TO DO: Below is a set of records; print all of them exactly as written.

Page and application data records:
--- START ---

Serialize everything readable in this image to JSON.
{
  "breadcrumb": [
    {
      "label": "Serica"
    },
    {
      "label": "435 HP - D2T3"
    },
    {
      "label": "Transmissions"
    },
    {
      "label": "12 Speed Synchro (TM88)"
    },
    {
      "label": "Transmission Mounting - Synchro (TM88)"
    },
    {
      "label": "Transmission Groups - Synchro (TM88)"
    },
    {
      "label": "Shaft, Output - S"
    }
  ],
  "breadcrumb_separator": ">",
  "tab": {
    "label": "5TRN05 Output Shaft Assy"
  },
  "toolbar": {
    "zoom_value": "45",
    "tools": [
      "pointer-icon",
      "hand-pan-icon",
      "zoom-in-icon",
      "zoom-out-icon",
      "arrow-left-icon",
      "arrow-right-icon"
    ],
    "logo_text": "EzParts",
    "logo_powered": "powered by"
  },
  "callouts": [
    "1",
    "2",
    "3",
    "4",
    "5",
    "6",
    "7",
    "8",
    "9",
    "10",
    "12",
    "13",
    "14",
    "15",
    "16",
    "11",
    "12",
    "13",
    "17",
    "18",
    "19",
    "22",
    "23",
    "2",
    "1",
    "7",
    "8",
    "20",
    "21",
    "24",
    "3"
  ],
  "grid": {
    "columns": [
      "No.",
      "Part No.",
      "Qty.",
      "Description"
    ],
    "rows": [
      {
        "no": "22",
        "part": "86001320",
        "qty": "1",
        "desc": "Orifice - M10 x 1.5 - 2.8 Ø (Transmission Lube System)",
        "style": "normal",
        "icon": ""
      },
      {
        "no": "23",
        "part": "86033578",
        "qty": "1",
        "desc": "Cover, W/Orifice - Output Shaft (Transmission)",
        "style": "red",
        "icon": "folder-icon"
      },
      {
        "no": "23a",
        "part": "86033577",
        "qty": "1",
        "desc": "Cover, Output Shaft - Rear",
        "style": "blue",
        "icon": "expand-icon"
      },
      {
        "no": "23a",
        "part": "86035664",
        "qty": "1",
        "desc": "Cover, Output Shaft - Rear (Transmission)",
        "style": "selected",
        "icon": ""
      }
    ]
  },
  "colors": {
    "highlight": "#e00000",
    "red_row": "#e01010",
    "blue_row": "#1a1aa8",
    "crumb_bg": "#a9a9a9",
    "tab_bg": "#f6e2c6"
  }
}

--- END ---

SOLUTION:
Serialize everything readable in this image to JSON.
{
  "breadcrumb": [
    {
      "label": "Serica"
    },
    {
      "label": "435 HP - D2T3"
    },
    {
      "label": "Transmissions"
    },
    {
      "label": "12 Speed Synchro (TM88)"
    },
    {
      "label": "Transmission Mounting - Synchro (TM88)"
    },
    {
      "label": "Transmission Groups - Synchro (TM88)"
    },
    {
      "label": "Shaft, Output - S"
    }
  ],
  "breadcrumb_separator": ">",
  "tab": {
    "label": "5TRN05 Output Shaft Assy"
  },
  "toolbar": {
    "zoom_value": "45",
    "tools": [
      "pointer-icon",
      "hand-pan-icon",
      "zoom-in-icon",
      "zoom-out-icon",
      "arrow-left-icon",
      "arrow-right-icon"
    ],
    "logo_text": "EzParts",
    "logo_powered": "powered by"
  },
  "callouts": [
    "1",
    "2",
    "3",
    "4",
    "5",
    "6",
    "7",
    "8",
    "9",
    "10",
    "12",
    "13",
    "14",
    "15",
    "16",
    "11",
    "12",
    "13",
    "17",
    "18",
    "19",
    "22",
    "23",
    "2",
    "1",
    "7",
    "8",
    "20",
    "21",
    "24",
    "3"
  ],
  "grid": {
    "columns": [
      "No.",
      "Part No.",
      "Qty.",
      "Description"
    ],
    "rows": [
      {
        "no": "22",
        "part": "86001320",
        "qty": "1",
        "desc": "Orifice - M10 x 1.5 - 2.8 Ø (Transmission Lube System)",
        "style": "normal",
        "icon": ""
      },
      {
        "no": "23",
        "part": "86033578",
        "qty": "1",
        "desc": "Cover, W/Orifice - Output Shaft (Transmission)",
        "style": "red",
        "icon": "folder-icon"
      },
      {
        "no": "23a",
        "part": "86033577",
        "qty": "1",
        "desc": "Cover, Output Shaft - Rear",
        "style": "blue",
        "icon": "expand-icon"
      },
      {
        "no": "23a",
        "part": "86035664",
        "qty": "1",
        "desc": "Cover, Output Shaft - Rear (Transmission)",
        "style": "selected",
        "icon": ""
      }
    ]
  },
  "colors": {
    "highlight": "#e00000",
    "red_row": "#e01010",
    "blue_row": "#1a1aa8",
    "crumb_bg": "#a9a9a9",
    "tab_bg": "#f6e2c6"
  }
}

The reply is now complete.